top of page
  • charlottegrahamspouge

The Lonely Planet’s challenge: how to spend the perfect day in your city, London

“’Scuse me young gangsta,” a young bearded bloke called out. He veered off the path to approach my somewhat surprised ‘gangsta’ friend and us on our bench outside the pub. Then he began to perform an entirely improvised rap. He was homeless, he said. Or, rather, he rapped. He just wanted to let us know what beautiful mermaids he had on his arm, he rapped.

This epitomises my first rule for a perfect day in London: do not ignore the people. The most important thing that makes a city enjoyable is its people. Wandering around an unfamiliar city or even your hometown can be an intimidating and isolating experience. London, in particular, is often criticised for being an unfriendly city. Many of my Scouse pals (famed for hating Londoners) describe its inhabitants rushing frantically past, unsmiling and bashing unsuspecting tourists out of their way.

However, even in this city, people can be charming, welcoming and genuine, when given a chance. Book into a youth hostel and the staff will warmly give you directions and more extra pillows than you could ever need. Strike up a conversation with a bartender and they will gladly tell you their name and may give you discounted drinks. Sometimes just being acknowledged as a human rather than machine can make all the difference. While wandering the streets or hopping a train, do not be afraid to swap bike stories with strangers, talk to a rough-sleeper and help save a pigeon or share a high-five with an excited child. It might just make both of your days.
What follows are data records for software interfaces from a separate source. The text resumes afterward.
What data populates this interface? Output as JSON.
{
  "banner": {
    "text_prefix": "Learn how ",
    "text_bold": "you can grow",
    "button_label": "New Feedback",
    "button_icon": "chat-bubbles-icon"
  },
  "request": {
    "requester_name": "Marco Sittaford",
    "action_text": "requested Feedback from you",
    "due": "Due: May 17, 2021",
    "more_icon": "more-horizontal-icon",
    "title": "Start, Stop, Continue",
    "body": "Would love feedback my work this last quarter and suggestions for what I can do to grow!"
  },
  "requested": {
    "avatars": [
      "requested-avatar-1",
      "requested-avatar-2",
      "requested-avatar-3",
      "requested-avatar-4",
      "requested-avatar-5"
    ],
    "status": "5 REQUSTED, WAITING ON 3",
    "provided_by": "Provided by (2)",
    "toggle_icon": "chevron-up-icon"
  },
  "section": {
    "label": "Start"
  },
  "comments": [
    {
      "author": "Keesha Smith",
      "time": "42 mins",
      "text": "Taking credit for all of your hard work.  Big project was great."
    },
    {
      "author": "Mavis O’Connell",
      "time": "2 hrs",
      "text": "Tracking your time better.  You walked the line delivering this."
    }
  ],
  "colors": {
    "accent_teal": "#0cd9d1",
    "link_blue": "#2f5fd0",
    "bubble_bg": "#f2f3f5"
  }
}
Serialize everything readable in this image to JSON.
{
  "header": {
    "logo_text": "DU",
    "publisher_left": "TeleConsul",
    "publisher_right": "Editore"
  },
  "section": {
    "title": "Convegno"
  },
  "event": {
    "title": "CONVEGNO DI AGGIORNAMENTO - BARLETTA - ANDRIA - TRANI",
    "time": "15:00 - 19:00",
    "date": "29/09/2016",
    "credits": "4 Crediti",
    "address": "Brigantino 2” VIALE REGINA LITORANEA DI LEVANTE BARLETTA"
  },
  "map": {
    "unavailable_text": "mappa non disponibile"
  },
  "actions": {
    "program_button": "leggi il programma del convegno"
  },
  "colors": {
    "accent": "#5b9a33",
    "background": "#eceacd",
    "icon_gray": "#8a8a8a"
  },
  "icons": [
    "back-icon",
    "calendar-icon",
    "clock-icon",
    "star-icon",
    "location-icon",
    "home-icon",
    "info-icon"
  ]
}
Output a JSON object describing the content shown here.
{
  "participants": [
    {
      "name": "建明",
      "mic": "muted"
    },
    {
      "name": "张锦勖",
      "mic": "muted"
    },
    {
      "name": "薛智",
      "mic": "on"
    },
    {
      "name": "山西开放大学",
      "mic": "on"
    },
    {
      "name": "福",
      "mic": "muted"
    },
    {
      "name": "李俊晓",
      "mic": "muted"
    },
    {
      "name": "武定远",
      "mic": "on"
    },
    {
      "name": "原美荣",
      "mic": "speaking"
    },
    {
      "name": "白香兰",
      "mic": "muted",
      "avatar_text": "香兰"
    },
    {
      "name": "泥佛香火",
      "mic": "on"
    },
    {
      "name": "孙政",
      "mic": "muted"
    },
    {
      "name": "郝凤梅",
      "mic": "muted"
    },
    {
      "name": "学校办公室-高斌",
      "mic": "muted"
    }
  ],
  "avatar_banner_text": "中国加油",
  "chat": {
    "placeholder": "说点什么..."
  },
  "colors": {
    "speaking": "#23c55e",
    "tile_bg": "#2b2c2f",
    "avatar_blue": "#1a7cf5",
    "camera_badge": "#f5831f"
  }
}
My second main tip if you want to achieve an idyllic day in this capital is to embrace the outside. There are a great many interesting and cultural activities to experience inside London’s buildings, but why not save these for a rainy day? The best day out would be spent outside soaking up the atmosphere and meeting new characters.  The day could start with a dawn trip to Heathrow airport. Lie in the field populated with horses and watch the planes come in to land as the sky gradually lightens. From there, make your way to north London and take a semi-wild dip in Hampstead Heath’s lido or climb some trees. For lunch, check out the Koshari Street buffet of Egyptian food near Trafalgar square. Eat on the steps of St Martin in the Field’s, on the backs of the square’s own lions or by the Thames itself. Take in the famous view from Waterloo Bridge (cue The Kinks) and then head along the Southbank (here lies plenty of opportunities to meet eccentric characters). Try your hand at skateboarding, sing along with a busker, somersault on a pop-up bouncy castle or delve into the permanent book market sale. For a gorgeous evening meal, why not head to Brick Lane for samosas. Climb up to one of the city’s vantage points to take in the sunset of your day outside. The One New Change Centre and Shell buildings offer brilliant and free alternatives to the Shard or St Paul’s Cathedral. The perfect end to an exhausting day outside.

The view of St Paul's Cathedral from the One New Change centre

The view of St Paul’s Cathedral from the One New Change centre

0 views0 comments


bottom of page